_WHAT THIS TASK INVOLVES_:
Repeat the entire listing exactly as written.

_RECORDS SHOWN_:
★ ★ ★ ★ ★ ★ ★
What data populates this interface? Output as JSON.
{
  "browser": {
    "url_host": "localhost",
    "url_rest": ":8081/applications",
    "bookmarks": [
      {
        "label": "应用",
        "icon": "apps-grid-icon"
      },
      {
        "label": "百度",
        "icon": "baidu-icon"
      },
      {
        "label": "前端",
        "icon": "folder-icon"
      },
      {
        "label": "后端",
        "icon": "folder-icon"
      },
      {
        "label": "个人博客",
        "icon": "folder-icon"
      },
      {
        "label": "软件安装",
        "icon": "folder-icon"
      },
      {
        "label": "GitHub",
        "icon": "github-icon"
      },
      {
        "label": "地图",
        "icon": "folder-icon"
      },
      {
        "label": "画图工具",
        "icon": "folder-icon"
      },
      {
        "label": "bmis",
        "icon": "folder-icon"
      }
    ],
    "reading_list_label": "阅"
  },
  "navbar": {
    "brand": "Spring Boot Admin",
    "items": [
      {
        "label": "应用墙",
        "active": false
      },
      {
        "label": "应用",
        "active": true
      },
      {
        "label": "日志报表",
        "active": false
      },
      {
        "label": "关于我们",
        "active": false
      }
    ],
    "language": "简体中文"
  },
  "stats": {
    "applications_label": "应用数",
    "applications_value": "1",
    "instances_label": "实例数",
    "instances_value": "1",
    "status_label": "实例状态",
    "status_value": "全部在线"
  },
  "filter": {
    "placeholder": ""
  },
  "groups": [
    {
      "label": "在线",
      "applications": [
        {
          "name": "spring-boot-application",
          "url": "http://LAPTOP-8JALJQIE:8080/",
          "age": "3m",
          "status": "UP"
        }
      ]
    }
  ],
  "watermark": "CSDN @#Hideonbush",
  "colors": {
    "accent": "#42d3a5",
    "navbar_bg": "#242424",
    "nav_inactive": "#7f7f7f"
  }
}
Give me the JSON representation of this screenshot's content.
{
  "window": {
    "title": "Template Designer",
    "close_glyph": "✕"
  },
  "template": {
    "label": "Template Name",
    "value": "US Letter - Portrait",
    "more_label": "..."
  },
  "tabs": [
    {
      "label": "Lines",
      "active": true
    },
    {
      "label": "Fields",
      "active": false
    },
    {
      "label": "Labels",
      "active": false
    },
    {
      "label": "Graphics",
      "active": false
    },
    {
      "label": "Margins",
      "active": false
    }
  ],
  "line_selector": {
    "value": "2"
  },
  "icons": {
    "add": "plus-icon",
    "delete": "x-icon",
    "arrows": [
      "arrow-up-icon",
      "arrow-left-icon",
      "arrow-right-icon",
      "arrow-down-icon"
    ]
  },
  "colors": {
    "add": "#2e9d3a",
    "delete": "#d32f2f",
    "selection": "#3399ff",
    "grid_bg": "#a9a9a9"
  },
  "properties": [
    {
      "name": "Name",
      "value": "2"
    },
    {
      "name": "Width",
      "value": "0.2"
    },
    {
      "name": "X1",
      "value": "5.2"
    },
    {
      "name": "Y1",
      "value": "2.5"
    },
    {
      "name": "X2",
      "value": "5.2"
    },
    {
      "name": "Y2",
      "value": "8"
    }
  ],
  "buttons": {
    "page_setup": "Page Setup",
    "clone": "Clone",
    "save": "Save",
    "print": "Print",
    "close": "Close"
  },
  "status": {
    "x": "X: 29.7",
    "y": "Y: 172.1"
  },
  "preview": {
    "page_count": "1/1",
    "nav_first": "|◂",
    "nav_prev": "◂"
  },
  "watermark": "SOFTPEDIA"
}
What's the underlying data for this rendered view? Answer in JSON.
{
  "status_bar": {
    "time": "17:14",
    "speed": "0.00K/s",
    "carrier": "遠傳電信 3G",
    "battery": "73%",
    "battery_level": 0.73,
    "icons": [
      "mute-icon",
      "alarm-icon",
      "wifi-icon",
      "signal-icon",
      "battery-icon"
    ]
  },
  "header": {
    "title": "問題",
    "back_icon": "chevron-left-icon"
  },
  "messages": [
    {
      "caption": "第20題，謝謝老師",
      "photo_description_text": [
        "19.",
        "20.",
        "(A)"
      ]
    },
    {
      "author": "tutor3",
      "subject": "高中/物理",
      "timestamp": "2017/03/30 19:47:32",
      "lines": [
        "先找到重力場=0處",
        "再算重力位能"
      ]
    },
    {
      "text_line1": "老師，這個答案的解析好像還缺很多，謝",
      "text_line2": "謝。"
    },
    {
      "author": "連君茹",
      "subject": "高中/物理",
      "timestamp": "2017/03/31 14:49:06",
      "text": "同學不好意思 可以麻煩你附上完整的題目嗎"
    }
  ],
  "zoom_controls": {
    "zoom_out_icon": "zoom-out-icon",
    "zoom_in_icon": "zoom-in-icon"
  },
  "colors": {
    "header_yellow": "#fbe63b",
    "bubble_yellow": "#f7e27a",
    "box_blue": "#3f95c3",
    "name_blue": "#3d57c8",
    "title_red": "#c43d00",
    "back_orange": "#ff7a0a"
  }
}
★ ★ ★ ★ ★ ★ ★
_SOLVED PROBLEM_:
What data populates this interface? Output as JSON.
{
  "browser": {
    "url_host": "localhost",
    "url_rest": ":8081/applications",
    "bookmarks": [
      {
        "label": "应用",
        "icon": "apps-grid-icon"
      },
      {
        "label": "百度",
        "icon": "baidu-icon"
      },
      {
        "label": "前端",
        "icon": "folder-icon"
      },
      {
        "label": "后端",
        "icon": "folder-icon"
      },
      {
        "label": "个人博客",
        "icon": "folder-icon"
      },
      {
        "label": "软件安装",
        "icon": "folder-icon"
      },
      {
        "label": "GitHub",
        "icon": "github-icon"
      },
      {
        "label": "地图",
        "icon": "folder-icon"
      },
      {
        "label": "画图工具",
        "icon": "folder-icon"
      },
      {
        "label": "bmis",
        "icon": "folder-icon"
      }
    ],
    "reading_list_label": "阅"
  },
  "navbar": {
    "brand": "Spring Boot Admin",
    "items": [
      {
        "label": "应用墙",
        "active": false
      },
      {
        "label": "应用",
        "active": true
      },
      {
        "label": "日志报表",
        "active": false
      },
      {
        "label": "关于我们",
        "active": false
      }
    ],
    "language": "简体中文"
  },
  "stats": {
    "applications_label": "应用数",
    "applications_value": "1",
    "instances_label": "实例数",
    "instances_value": "1",
    "status_label": "实例状态",
    "status_value": "全部在线"
  },
  "filter": {
    "placeholder": ""
  },
  "groups": [
    {
      "label": "在线",
      "applications": [
        {
          "name": "spring-boot-application",
          "url": "http://LAPTOP-8JALJQIE:8080/",
          "age": "3m",
          "status": "UP"
        }
      ]
    }
  ],
  "watermark": "CSDN @#Hideonbush",
  "colors": {
    "accent": "#42d3a5",
    "navbar_bg": "#242424",
    "nav_inactive": "#7f7f7f"
  }
}
Give me the JSON representation of this screenshot's content.
{
  "window": {
    "title": "Template Designer",
    "close_glyph": "✕"
  },
  "template": {
    "label": "Template Name",
    "value": "US Letter - Portrait",
    "more_label": "..."
  },
  "tabs": [
    {
      "label": "Lines",
      "active": true
    },
    {
      "label": "Fields",
      "active": false
    },
    {
      "label": "Labels",
      "active": false
    },
    {
      "label": "Graphics",
      "active": false
    },
    {
      "label": "Margins",
      "active": false
    }
  ],
  "line_selector": {
    "value": "2"
  },
  "icons": {
    "add": "plus-icon",
    "delete": "x-icon",
    "arrows": [
      "arrow-up-icon",
      "arrow-left-icon",
      "arrow-right-icon",
      "arrow-down-icon"
    ]
  },
  "colors": {
    "add": "#2e9d3a",
    "delete": "#d32f2f",
    "selection": "#3399ff",
    "grid_bg": "#a9a9a9"
  },
  "properties": [
    {
      "name": "Name",
      "value": "2"
    },
    {
      "name": "Width",
      "value": "0.2"
    },
    {
      "name": "X1",
      "value": "5.2"
    },
    {
      "name": "Y1",
      "value": "2.5"
    },
    {
      "name": "X2",
      "value": "5.2"
    },
    {
      "name": "Y2",
      "value": "8"
    }
  ],
  "buttons": {
    "page_setup": "Page Setup",
    "clone": "Clone",
    "save": "Save",
    "print": "Print",
    "close": "Close"
  },
  "status": {
    "x": "X: 29.7",
    "y": "Y: 172.1"
  },
  "preview": {
    "page_count": "1/1",
    "nav_first": "|◂",
    "nav_prev": "◂"
  },
  "watermark": "SOFTPEDIA"
}
What's the underlying data for this rendered view? Answer in JSON.
{
  "status_bar": {
    "time": "17:14",
    "speed": "0.00K/s",
    "carrier": "遠傳電信 3G",
    "battery": "73%",
    "battery_level": 0.73,
    "icons": [
      "mute-icon",
      "alarm-icon",
      "wifi-icon",
      "signal-icon",
      "battery-icon"
    ]
  },
  "header": {
    "title": "問題",
    "back_icon": "chevron-left-icon"
  },
  "messages": [
    {
      "caption": "第20題，謝謝老師",
      "photo_description_text": [
        "19.",
        "20.",
        "(A)"
      ]
    },
    {
      "author": "tutor3",
      "subject": "高中/物理",
      "timestamp": "2017/03/30 19:47:32",
      "lines": [
        "先找到重力場=0處",
        "再算重力位能"
      ]
    },
    {
      "text_line1": "老師，這個答案的解析好像還缺很多，謝",
      "text_line2": "謝。"
    },
    {
      "author": "連君茹",
      "subject": "高中/物理",
      "timestamp": "2017/03/31 14:49:06",
      "text": "同學不好意思 可以麻煩你附上完整的題目嗎"
    }
  ],
  "zoom_controls": {
    "zoom_out_icon": "zoom-out-icon",
    "zoom_in_icon": "zoom-in-icon"
  },
  "colors": {
    "header_yellow": "#fbe63b",
    "bubble_yellow": "#f7e27a",
    "box_blue": "#3f95c3",
    "name_blue": "#3d57c8",
    "title_red": "#c43d00",
    "back_orange": "#ff7a0a"
  }
}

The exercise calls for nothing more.